Located directly across from the Modern Museum of Art and at the base of some of Seoul's oldest streets, Keungiwajib does Korean food the old way. Lightly spiced, Keungiwajib's specialities kanjang gejang (soy marinated crab, HK$293-HK$367 depending on size) and insam galbijjim (ginseng marinated braised pork ribs, HK$205) are complemented by delicious side dishes of tofu, bean sprouts, and white kimchi, to name just a few. While not as heady as modern Korean food, these will surely satisfy, as regular customer and former president Lee Myung-bak will attest. This mother-and-son restaurant offers a fine taste of traditional court food in a city that is in tune with the latest crazes.

Queuing for tteokbokki (spicy rice cakes)

A visit to Seoul wouldn't be complete without a retail fix, and Lee suggests a couple of different places. He recommends spending your Saturday afternoon the way the locals do, by shopping 'til you drop. By day, the Hongdae area is awash with young people picking up bargain clothing, handmade trinkets, arts and crafts. It is also a hub for make-up stores. When you need a break, stop in for a coffee at I Do, which Lee insists is Seoul's finest. For high-end shopping, you need head no further afield than Central City, the complex beneath the JW Marriott Hotel. Here you will not only find the world's top brands, but an underground mall stretching hundreds of metres to the Express Bus Terminal station.

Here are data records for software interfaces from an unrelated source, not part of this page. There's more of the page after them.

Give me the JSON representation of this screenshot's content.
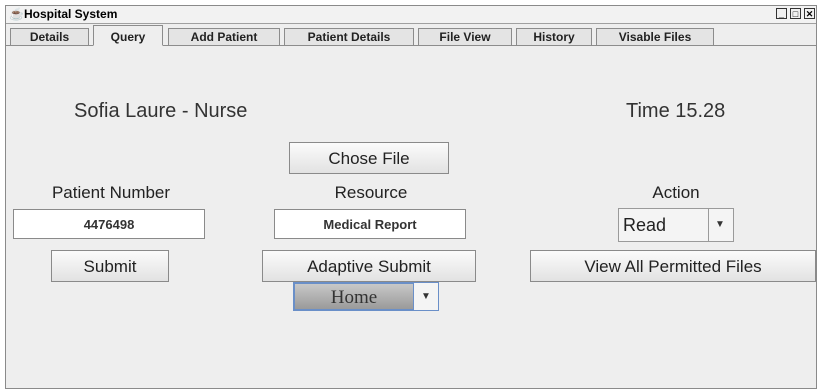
{
  "window": {
    "title": "Hospital System",
    "title_icon": "coffee-cup-icon",
    "controls": {
      "minimize": "_",
      "maximize": "□",
      "close": "✕"
    }
  },
  "tabs": [
    {
      "label": "Details",
      "active": false
    },
    {
      "label": "Query",
      "active": true
    },
    {
      "label": "Add Patient",
      "active": false
    },
    {
      "label": "Patient Details",
      "active": false
    },
    {
      "label": "File View",
      "active": false
    },
    {
      "label": "History",
      "active": false
    },
    {
      "label": "Visable Files",
      "active": false
    }
  ],
  "header": {
    "user": "Sofia Laure - Nurse",
    "time": "Time 15.28"
  },
  "patient": {
    "label": "Patient Number",
    "number": "4476498",
    "submit_label": "Submit"
  },
  "resource": {
    "chose_file_label": "Chose File",
    "label": "Resource",
    "value": "Medical Report",
    "adaptive_submit_label": "Adaptive Submit",
    "home_select": "Home"
  },
  "action": {
    "label": "Action",
    "selected": "Read",
    "view_all_label": "View All Permitted Files"
  }
}
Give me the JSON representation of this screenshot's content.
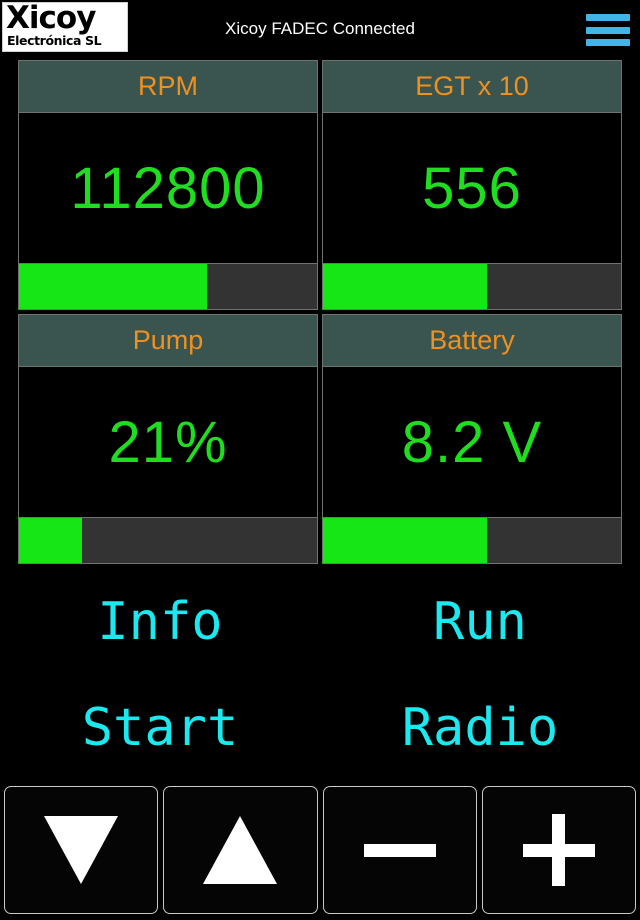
{
  "titlebar": {
    "logo_main": "Xicoy",
    "logo_sub": "Electrónica SL",
    "status_title": "Xicoy FADEC Connected",
    "menu_icon": "hamburger-menu-icon",
    "menu_color": "#41b6e6"
  },
  "colors": {
    "background": "#000000",
    "header_teal": "#3a5450",
    "header_label_orange": "#f0901e",
    "value_green": "#1fdd1f",
    "bar_fill_green": "#16e616",
    "bar_track_gray": "#333333",
    "panel_border": "#6f7471",
    "command_cyan": "#1ae9f0",
    "button_border": "#c9c9c9",
    "glyph_white": "#ffffff"
  },
  "gauges": [
    {
      "label": "RPM",
      "value": "112800",
      "bar_percent": 63
    },
    {
      "label": "EGT x 10",
      "value": "556",
      "bar_percent": 55
    },
    {
      "label": "Pump",
      "value": "21%",
      "bar_percent": 21
    },
    {
      "label": "Battery",
      "value": "8.2 V",
      "bar_percent": 55
    }
  ],
  "commands": {
    "row1": [
      {
        "label": "Info"
      },
      {
        "label": "Run"
      }
    ],
    "row2": [
      {
        "label": "Start"
      },
      {
        "label": "Radio"
      }
    ]
  },
  "icon_buttons": [
    {
      "icon": "triangle-down-icon"
    },
    {
      "icon": "triangle-up-icon"
    },
    {
      "icon": "minus-icon"
    },
    {
      "icon": "plus-icon"
    }
  ]
}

I Do coffee shop in Hongdae (above and below)

To get a feel for the way the locals eat, the best thing is to visit Seoul's traditional markets. Lee offers two great options for dinner, Gongdeok Market or Kwangjang Market. Both are noisy, bustling street markets that will put you in touch with the local culture. Gongdeok Market's Jokbal (pig trotter) Alley was founded by the owner of Ohyang Jokbal, who claims she hasn't changed the broth since opening the store and simply adds to it every day. Bindaetteok (mung bean pancakes) and janchi guksu (wheat noodles in beef broth) at Kwangjang Market are equally delicious. Here Lee recommends the store Suninae.

After the hustle and bustle of the street market, winding down is all too easy at the JW Marriott's The Exchange Bar. Bartender Andy's speciality, Green Paradise, is Lee's recommendation. The 2012 World Class Bartender winner mixes Tanqueray No 10 with apple mint, rosemary and a few secrets of his own. The quiet atmosphere makes for a relaxing end to the day, which can be hard to find in Seoul.

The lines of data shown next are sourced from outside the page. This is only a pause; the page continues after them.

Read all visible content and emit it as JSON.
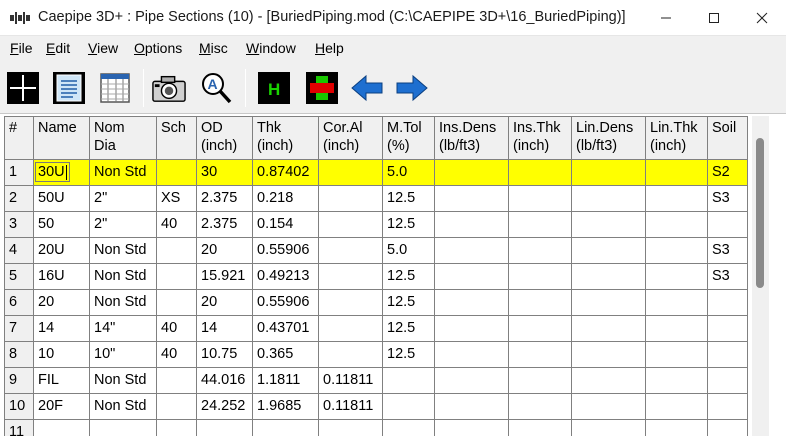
{
  "window": {
    "title": "Caepipe 3D+ : Pipe Sections  (10)  -  [BuriedPiping.mod (C:\\CAEPIPE 3D+\\16_BuriedPiping)]",
    "min_icon": "minimize-icon",
    "max_icon": "maximize-icon",
    "close_icon": "close-icon"
  },
  "menu": [
    {
      "key": "F",
      "rest": "ile"
    },
    {
      "key": "E",
      "rest": "dit"
    },
    {
      "key": "V",
      "rest": "iew"
    },
    {
      "key": "O",
      "rest": "ptions"
    },
    {
      "key": "M",
      "rest": "isc"
    },
    {
      "key": "W",
      "rest": "indow"
    },
    {
      "key": "H",
      "rest": "elp"
    }
  ],
  "toolbar": {
    "buttons": [
      "crosshair-icon",
      "notepad-icon",
      "table-icon",
      "camera-icon",
      "zoom-text-icon",
      "h-icon",
      "plus-cross-icon",
      "arrow-left-icon",
      "arrow-right-icon"
    ],
    "h_label": "H"
  },
  "grid": {
    "headers": [
      [
        "#",
        ""
      ],
      [
        "Name",
        ""
      ],
      [
        "Nom",
        "Dia"
      ],
      [
        "Sch",
        ""
      ],
      [
        "OD",
        "(inch)"
      ],
      [
        "Thk",
        "(inch)"
      ],
      [
        "Cor.Al",
        "(inch)"
      ],
      [
        "M.Tol",
        "(%)"
      ],
      [
        "Ins.Dens",
        "(lb/ft3)"
      ],
      [
        "Ins.Thk",
        "(inch)"
      ],
      [
        "Lin.Dens",
        "(lb/ft3)"
      ],
      [
        "Lin.Thk",
        "(inch)"
      ],
      [
        "Soil",
        ""
      ]
    ],
    "rows": [
      [
        "1",
        "30U",
        "Non Std",
        "",
        "30",
        "0.87402",
        "",
        "5.0",
        "",
        "",
        "",
        "",
        "S2"
      ],
      [
        "2",
        "50U",
        "2\"",
        "XS",
        "2.375",
        "0.218",
        "",
        "12.5",
        "",
        "",
        "",
        "",
        "S3"
      ],
      [
        "3",
        "50",
        "2\"",
        "40",
        "2.375",
        "0.154",
        "",
        "12.5",
        "",
        "",
        "",
        "",
        ""
      ],
      [
        "4",
        "20U",
        "Non Std",
        "",
        "20",
        "0.55906",
        "",
        "5.0",
        "",
        "",
        "",
        "",
        "S3"
      ],
      [
        "5",
        "16U",
        "Non Std",
        "",
        "15.921",
        "0.49213",
        "",
        "12.5",
        "",
        "",
        "",
        "",
        "S3"
      ],
      [
        "6",
        "20",
        "Non Std",
        "",
        "20",
        "0.55906",
        "",
        "12.5",
        "",
        "",
        "",
        "",
        ""
      ],
      [
        "7",
        "14",
        "14\"",
        "40",
        "14",
        "0.43701",
        "",
        "12.5",
        "",
        "",
        "",
        "",
        ""
      ],
      [
        "8",
        "10",
        "10\"",
        "40",
        "10.75",
        "0.365",
        "",
        "12.5",
        "",
        "",
        "",
        "",
        ""
      ],
      [
        "9",
        "FIL",
        "Non Std",
        "",
        "44.016",
        "1.1811",
        "0.11811",
        "",
        "",
        "",
        "",
        "",
        ""
      ],
      [
        "10",
        "20F",
        "Non Std",
        "",
        "24.252",
        "1.9685",
        "0.11811",
        "",
        "",
        "",
        "",
        "",
        ""
      ],
      [
        "11",
        "",
        "",
        "",
        "",
        "",
        "",
        "",
        "",
        "",
        "",
        "",
        ""
      ]
    ],
    "selected_row_highlight": "#ffff00"
  }
}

Gongdeok Market's Jokbal (pig trotter) Alley are good spots to take a break from shopping.

Sunday morning is quiet time in Seoul, with the city rising late. A fantastic breakfast, however, can be found at the Hotel Shilla's buffet (below). At HK$430 per person, it's not cheap, but the quality cannot be beat, says Lee. Seoul's best duty-free stores are right next door in the hotel for last-minute shopping. From the Shilla, it is only a 10-minute bus ride up to N Seoul Tower to take in the city before lunch, which will be at Apgujeong's 30-year-old Samwon Garden Korean Barbecue.

To the sound of the water wheel turning softly in the garden, expect to be served the finest beef spare ribs in Seoul and maybe even catch a TV star or two, as many frequent this place in the heart of Seoul's Hollywood. This is a place to enjoy lunch slowly and try a lot of different things on the menu. Start with yukhoe (beef tartare), advises Lee, and continue with fresh short rib Korean beef, and finishing with naengmyeon (cold noodles).

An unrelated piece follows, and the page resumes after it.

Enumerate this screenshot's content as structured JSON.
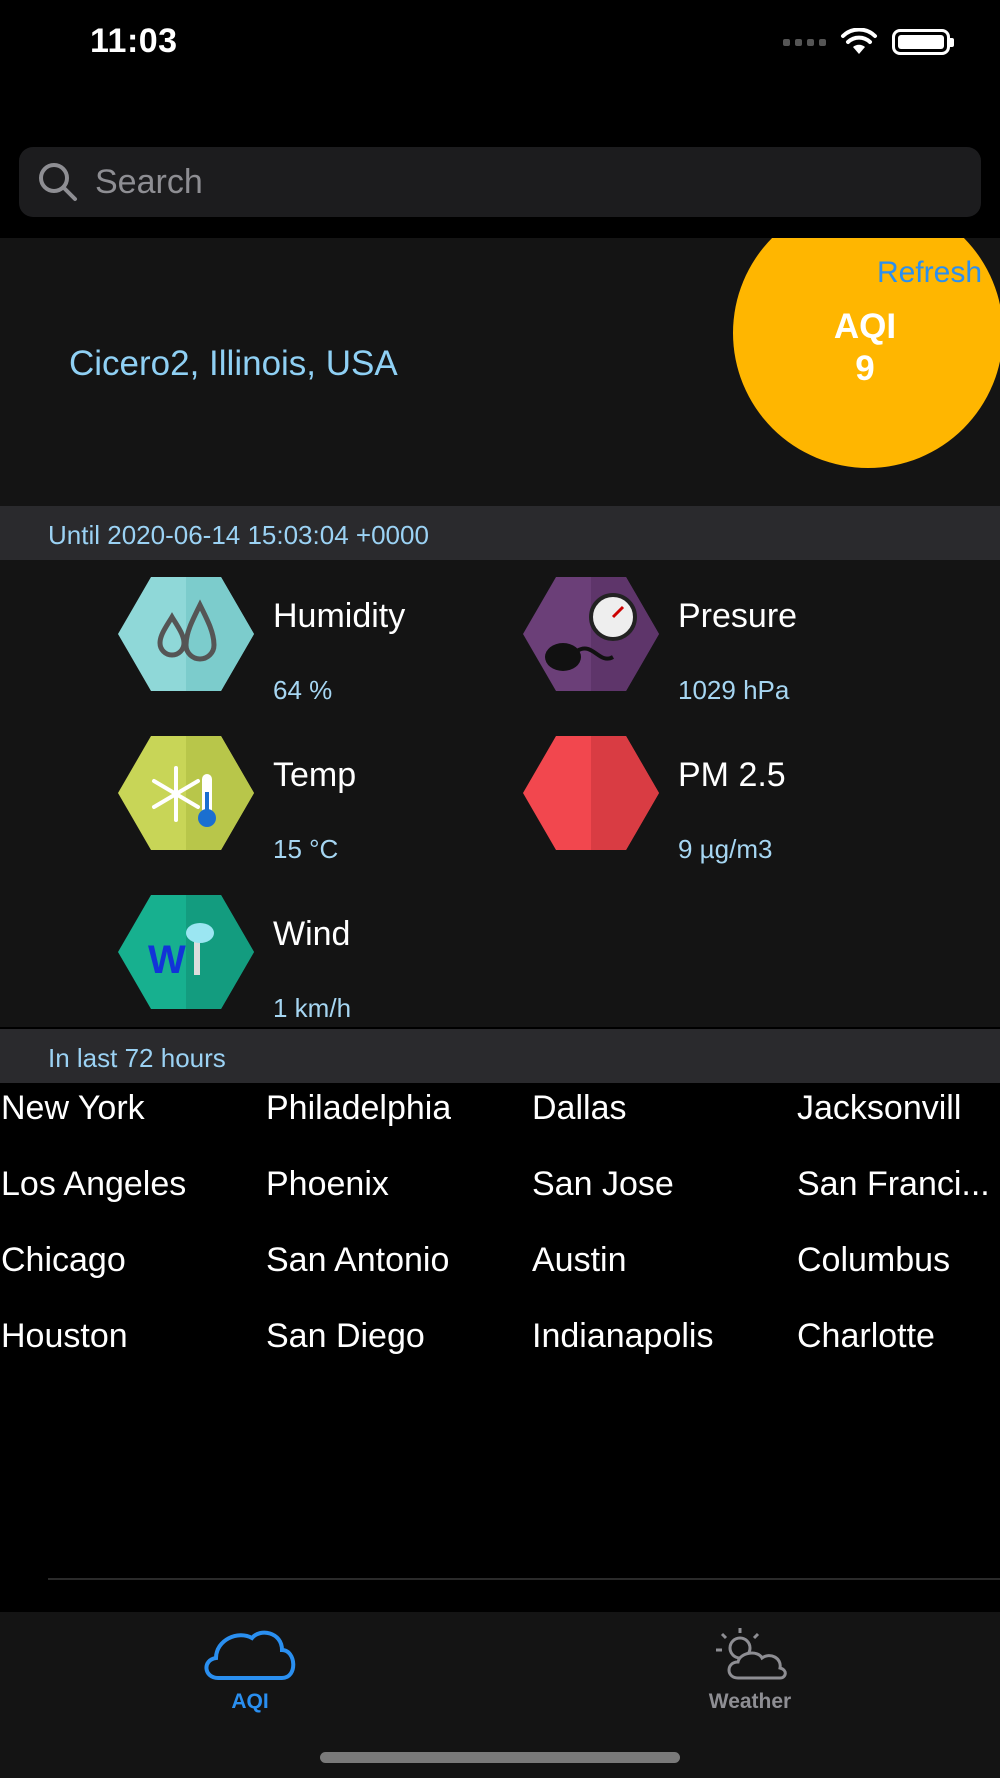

Capital ideas

(from HK$440): 334 Teogyero, Jung Gu, tel: +822 2079 8888

(from HK$3,000): 249 Dongho-ro, Jung-gu, tel: +822 2233 3131


B1, 631-36 Sinsa-dong, Gangnam-gu, tel: +822 517 0316

60 Eoulmadang-ro, Mapo-gu, tel: +822 337 9933

387 Cheongpa-ro, Yongsan-gu, tel: +822 706 8259

249 Dongho-ro, Jung-gu, tel: +822 2233 3131

62 Bukchon-ro-5-gil, Jongro-gu, tel: +822 722 9024

835 Eonju-ro, Gangnam-gu, tel: +822 548 3030

Gongdeok Station Exit 5

JW Marriott Hotel, Sinbanpo-ro, Seocho-gu, tel: +822 6282 6262


Express Bus Terminal Station Exit 8

Hongik University Station Exit 9

Modern Museum of Art Seoul Branch: 30 Samcheong-ro, Jongno-gu, tel: +822 3701 9500




This article appeared in the South China Morning Post print edition as: My 48 hours in Seoul